Which lines of the material contain the word "data"? Show each one.

================

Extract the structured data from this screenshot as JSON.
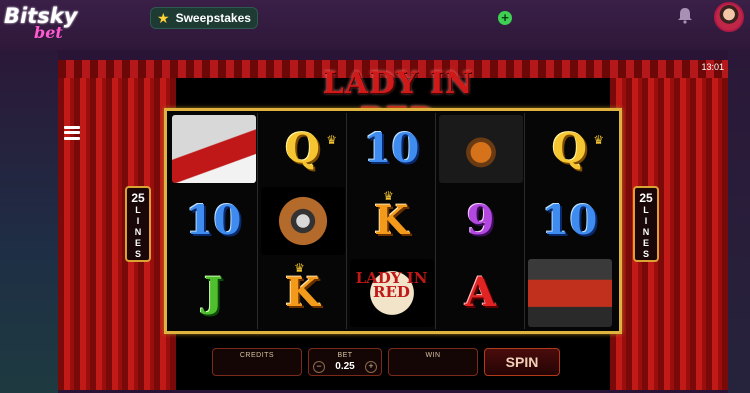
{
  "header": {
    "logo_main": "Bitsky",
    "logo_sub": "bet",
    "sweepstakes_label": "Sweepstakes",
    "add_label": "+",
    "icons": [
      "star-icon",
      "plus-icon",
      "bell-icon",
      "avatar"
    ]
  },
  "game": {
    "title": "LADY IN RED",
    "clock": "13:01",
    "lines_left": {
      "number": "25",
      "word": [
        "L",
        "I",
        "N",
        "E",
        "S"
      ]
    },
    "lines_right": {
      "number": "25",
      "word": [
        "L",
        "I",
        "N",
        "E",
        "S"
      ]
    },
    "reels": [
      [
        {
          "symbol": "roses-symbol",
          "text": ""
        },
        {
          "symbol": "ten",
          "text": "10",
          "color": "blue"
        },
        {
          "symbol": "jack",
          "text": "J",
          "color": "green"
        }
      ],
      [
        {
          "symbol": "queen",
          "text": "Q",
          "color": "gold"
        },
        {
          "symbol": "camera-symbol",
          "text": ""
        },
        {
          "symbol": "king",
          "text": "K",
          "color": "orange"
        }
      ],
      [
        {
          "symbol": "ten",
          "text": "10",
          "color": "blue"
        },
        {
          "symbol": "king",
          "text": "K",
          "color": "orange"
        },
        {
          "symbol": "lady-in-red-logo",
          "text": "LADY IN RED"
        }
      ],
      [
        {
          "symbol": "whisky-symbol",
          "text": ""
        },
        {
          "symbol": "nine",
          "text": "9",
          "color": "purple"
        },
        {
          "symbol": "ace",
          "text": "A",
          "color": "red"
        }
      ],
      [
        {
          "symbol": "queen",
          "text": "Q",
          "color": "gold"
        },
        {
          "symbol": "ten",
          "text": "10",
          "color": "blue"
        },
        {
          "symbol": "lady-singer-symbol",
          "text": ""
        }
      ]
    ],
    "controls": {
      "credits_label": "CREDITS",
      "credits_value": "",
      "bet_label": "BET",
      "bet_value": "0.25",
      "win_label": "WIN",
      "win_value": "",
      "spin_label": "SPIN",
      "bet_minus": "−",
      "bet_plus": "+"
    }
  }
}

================

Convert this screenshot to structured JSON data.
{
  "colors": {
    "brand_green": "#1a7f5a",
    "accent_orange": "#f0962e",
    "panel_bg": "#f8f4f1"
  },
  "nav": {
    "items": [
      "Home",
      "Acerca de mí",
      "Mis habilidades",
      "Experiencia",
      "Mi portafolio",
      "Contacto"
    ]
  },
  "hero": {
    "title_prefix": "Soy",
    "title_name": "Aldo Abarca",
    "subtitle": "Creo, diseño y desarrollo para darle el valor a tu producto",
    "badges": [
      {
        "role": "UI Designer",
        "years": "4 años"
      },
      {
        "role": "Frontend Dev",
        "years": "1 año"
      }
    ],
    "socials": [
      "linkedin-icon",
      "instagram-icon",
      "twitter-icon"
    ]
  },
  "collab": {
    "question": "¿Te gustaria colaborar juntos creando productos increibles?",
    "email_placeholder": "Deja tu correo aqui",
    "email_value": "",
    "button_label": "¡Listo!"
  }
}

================

**The answer**
Extract the structured data from this screenshot as JSON.
Convert this screenshot to structured JSON data.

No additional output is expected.